I am working at the St. Ambrose Housing Aid Center with one of its programs, called Housing Upgrades to Benefit Seniors (HUBS), which provides home repairs to ensure that low to moderate-income seniors can continue safely living at their residences.

As life expectancies increase, birth rates decline, and the baby boomers reach their senior years, the health of Americans over the age of 65 is becoming a bigger Public Health priority. As I learned in Clinical and Public Health Behavior Change, many seniors value maintaining physical health, independence, and active engagement with life as they age. Many of the seniors I have met with likewise are trying to maintain an independent lifestyle and stay in good health. This is not easy, and through my work I am learning about the variety of challenges that seniors face in attaining the paradigm of successful aging. The seniors I have met with have experienced everything from falls, to the loss of a spouse, to struggling to climb up the stairs without assistance, to bankruptcy. However, research also demonstrates that older adults can not only compensate for declines, but also develop in new ways. I am seeing this in my work as well. Angela holding up tote bag with cupcake on table in front of herFor instance, one woman I met this week was nearly 70 years old. She mentioned, to my surprise, that she was teaching weekly youth lessons at her church, as part of a program to help the children whose mothers had substance use disorders.

I wish I could have asked her more questions. After all, one of my stated goals for the summer was to get to know the clients that St. Ambrose serves. Now, I will be able to form more meaningful relationships with some of them through a new project. This will involve meeting with some of the seniors who received home repairs from St. Ambrose in one-on-one interviews and writing their stories. These stories will provide content for St. Ambrose’s social media platforms and be used to apply for grants. But most of all, I am excited to hear about the experiences they’ve lived through, what challenges they have overcome, and how they are staying engaged with the world. While I know what the research says about aging experiences, it will be even more powerful hear seniors’ personal testimonies first-hand.

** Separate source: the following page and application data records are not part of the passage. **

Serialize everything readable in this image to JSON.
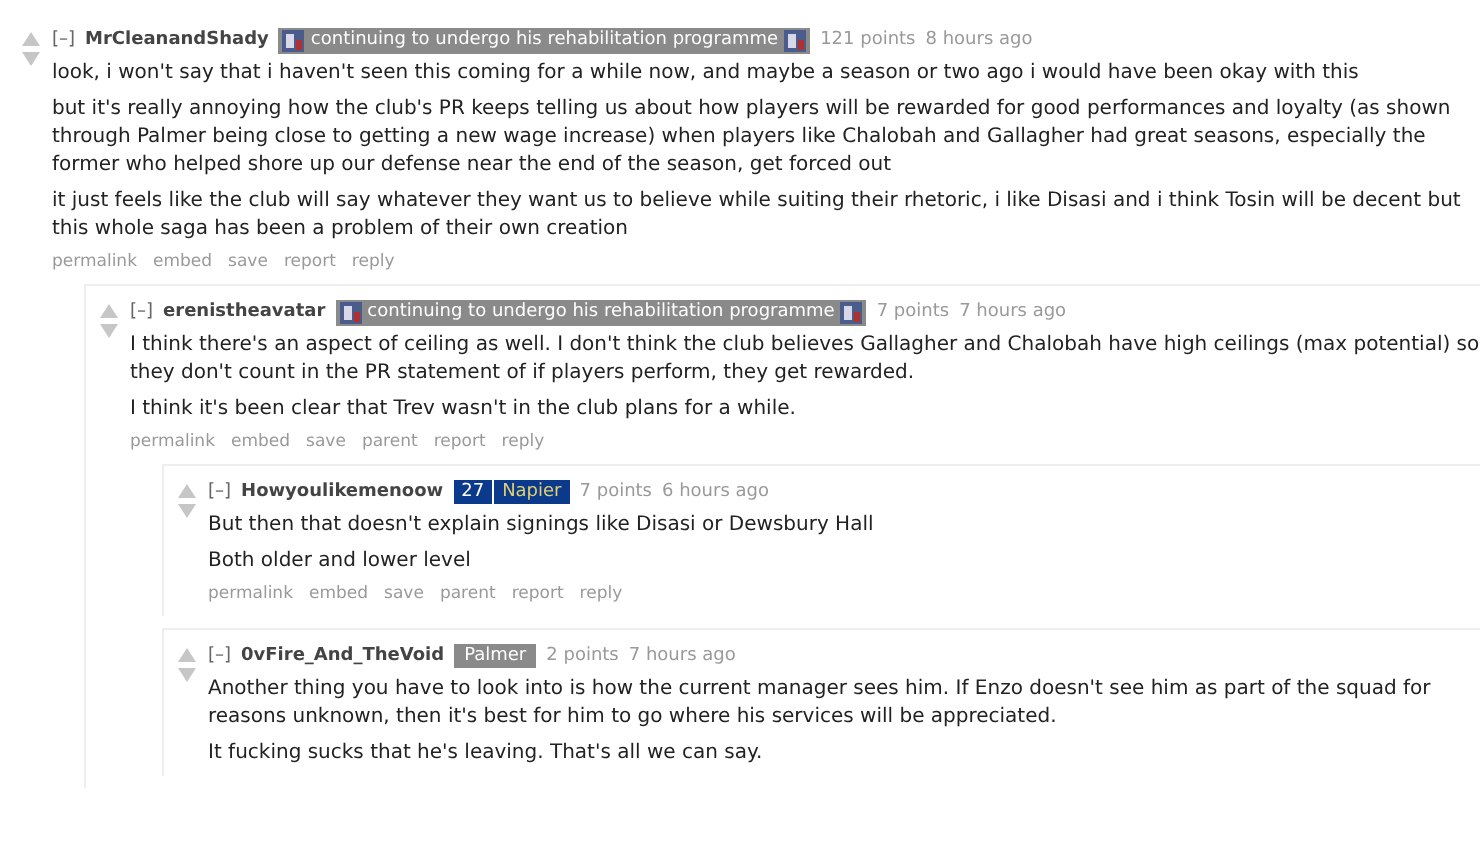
{
  "comments": [
    {
      "collapse": "[–]",
      "author": "MrCleanandShady",
      "flair": {
        "kind": "crest",
        "text": "continuing to undergo his rehabilitation programme"
      },
      "score": "121 points",
      "time": "8 hours ago",
      "paragraphs": [
        "look, i won't say that i haven't seen this coming for a while now, and maybe a season or two ago i would have been okay with this",
        "but it's really annoying how the club's PR keeps telling us about how players will be rewarded for good performances and loyalty (as shown through Palmer being close to getting a new wage increase) when players like Chalobah and Gallagher had great seasons, especially the former who helped shore up our defense near the end of the season, get forced out",
        "it just feels like the club will say whatever they want us to believe while suiting their rhetoric, i like Disasi and i think Tosin will be decent but this whole saga has been a problem of their own creation"
      ],
      "buttons": [
        "permalink",
        "embed",
        "save",
        "report",
        "reply"
      ],
      "children": [
        {
          "collapse": "[–]",
          "author": "erenistheavatar",
          "flair": {
            "kind": "crest",
            "text": "continuing to undergo his rehabilitation programme"
          },
          "score": "7 points",
          "time": "7 hours ago",
          "paragraphs": [
            "I think there's an aspect of ceiling as well. I don't think the club believes Gallagher and Chalobah have high ceilings (max potential) so they don't count in the PR statement of if players perform, they get rewarded.",
            "I think it's been clear that Trev wasn't in the club plans for a while."
          ],
          "buttons": [
            "permalink",
            "embed",
            "save",
            "parent",
            "report",
            "reply"
          ],
          "children": [
            {
              "collapse": "[–]",
              "author": "Howyoulikemenoow",
              "flair": {
                "kind": "number",
                "number": "27",
                "text": "Napier"
              },
              "score": "7 points",
              "time": "6 hours ago",
              "paragraphs": [
                "But then that doesn't explain signings like Disasi or Dewsbury Hall",
                "Both older and lower level"
              ],
              "buttons": [
                "permalink",
                "embed",
                "save",
                "parent",
                "report",
                "reply"
              ]
            },
            {
              "collapse": "[–]",
              "author": "0vFire_And_TheVoid",
              "flair": {
                "kind": "plain",
                "text": "Palmer"
              },
              "score": "2 points",
              "time": "7 hours ago",
              "paragraphs": [
                "Another thing you have to look into is how the current manager sees him. If Enzo doesn't see him as part of the squad for reasons unknown, then it's best for him to go where his services will be appreciated.",
                "It fucking sucks that he's leaving. That's all we can say."
              ]
            }
          ]
        }
      ]
    }
  ]
}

One of the most important things I’ve had to understand throughout this internship is the fact that immigrant and refugee issues do not exist in isolation from other conditions and struggles that people must confront simultaneously. Race and gender issues are two such issues, but what I’ve had the opportunity to learn about the most during my time here at ERICA was the interaction between immigrant status and housing, which I’ll be able to explore through two projects about the emergency shelter system and finding housing. The latter involves creating a workshop to teach participants about the basics of finding a place to live, and in the process, I’ve had to confront the fact that there was a lot I never had to think about growing up with parents who are willing and able to provide me with a place to live—and with parents who are willing to potentially jump in to help me pay rent if I find myself not able to do so. Being a college student, having been born in this country, having worked here for years, and having a credit score meant that my initial attempts to create an outline for the presentation just wouldn’t cut it. My supervisor reminded me that although some topics seemed basic and simple to me, they would not be to many of our program participants. I never would have even thought to talk about housing discrimination and tenants’ rights, topics that immigrants must navigate frequently. Likewise, to assume that everyone in the audience would have an apartment lease would be ignorant to the variety of other situations that folks find themselves in, like house- and room-sharing.

Of course, getting things wrong should not be a source of shame to dwell on—and we learned this in our discussion of privilege with the Theatre Action Group at midpoint training—rather, it’s a reminder to do better and seek ways to change. How can I ensure that my presentation is inclusive and actually helpful to the people we talk to? Their input is crucial, and I plan to ask my supervisor for advice on how to do this.

Tags: , , , , , , ,